Maxine Carr has the right to be left alone

Click to follow
The Independent Online

It is a sad reflection on the viciousness of certain sections of British society that Mr Justice Eady felt it necessary to issue a court order yesterday granting Maxine Carr anonymity for life. Ms Carr has paid her debt to society and is not a danger to anyone. In a rational world, she would be allowed to get on with her life, like any other normal person without needing extra protection from the law.

Ms Carr's crime was to provide a false alibi for Ian Huntley, the school caretaker who murdered two children in August 2002 in the Cambridgeshire village of Soham. After serving 21 months behind bars, she was released on probation and given a new identity. At that point, a temporary court order was imposed, banning the media from reporting any details that could identify her whereabouts. Yesterday those restrictions were made permanent.

The reason why such extreme measures are necessary is because Ms Carr has good reason to believe that if her whereabouts are published, she will be hunted down by a lynch mob. The Soham case led to an intense outpouring of grief and anger in this country. Much of this anger has been directed towards Ms Carr. And despite the fact that almost three years have passed since the murders, threats to Ms Carr's safety have actually intensified.

Populist newspapers must bear a heavy burden of responsibility for this. Ever since Ms Carr was first implicated in the murders, they have attempted to build her up into a national hate figure. They campaigned vociferously against her early release, despite the fact that she was a model prisoner. And although they did not contest any of the control orders imposed by the High Court, they have objected to some of the reporting restrictions on the spurious grounds that there is a public interest in knowing Ms Carr's movements and employment status. There is, of course, no such thing.

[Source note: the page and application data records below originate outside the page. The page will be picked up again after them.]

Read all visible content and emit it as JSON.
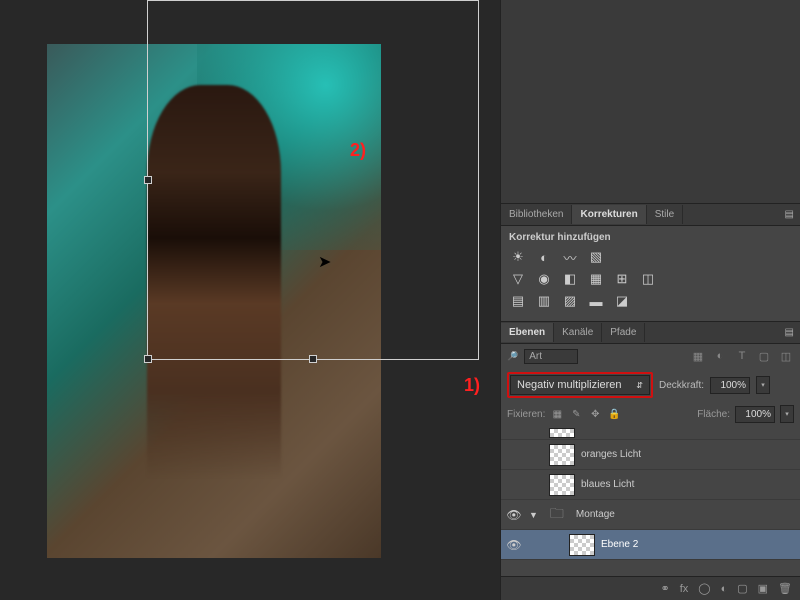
{
  "annotations": {
    "one": "1)",
    "two": "2)"
  },
  "tabs_upper": {
    "bibliotheken": "Bibliotheken",
    "korrekturen": "Korrekturen",
    "stile": "Stile"
  },
  "adjustments": {
    "heading": "Korrektur hinzufügen"
  },
  "tabs_layers": {
    "ebenen": "Ebenen",
    "kanaele": "Kanäle",
    "pfade": "Pfade"
  },
  "kind_filter": "Art",
  "blend_mode": "Negativ multiplizieren",
  "opacity_label": "Deckkraft:",
  "opacity_value": "100%",
  "fill_label": "Fläche:",
  "fill_value": "100%",
  "lock_label": "Fixieren:",
  "layers": [
    {
      "visible": false,
      "name": "oranges Licht",
      "thumb": "checker",
      "indent": 1
    },
    {
      "visible": false,
      "name": "blaues Licht",
      "thumb": "checker",
      "indent": 1
    },
    {
      "visible": true,
      "name": "Montage",
      "thumb": "folder",
      "indent": 0,
      "group": true
    },
    {
      "visible": true,
      "name": "Ebene 2",
      "thumb": "checker",
      "indent": 2,
      "selected": true
    }
  ],
  "icons": {
    "brightness": "☀",
    "levels": "◐",
    "curves": "〰",
    "exposure": "▧",
    "vibrance": "▽",
    "hue": "◉",
    "bw": "◧",
    "photo": "▦",
    "mixer": "⊞",
    "lut": "◫",
    "invert": "▤",
    "poster": "▥",
    "thresh": "▨",
    "grad": "▬",
    "sel": "◪"
  },
  "bottom": {
    "link": "⚭",
    "fx": "fx",
    "mask": "◯",
    "adj": "◐",
    "group": "▢",
    "new": "▣",
    "trash": "🗑"
  }
}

For certain elements in the press, vilifying Ms Carr represents an easy way to excite their readers. But, in doing so, they are stoking the flames of mob justice and feeding an unhealthy public obsession. Everyone must now acknowledge that Ms Carr has served her sentence and has a right to be left alone.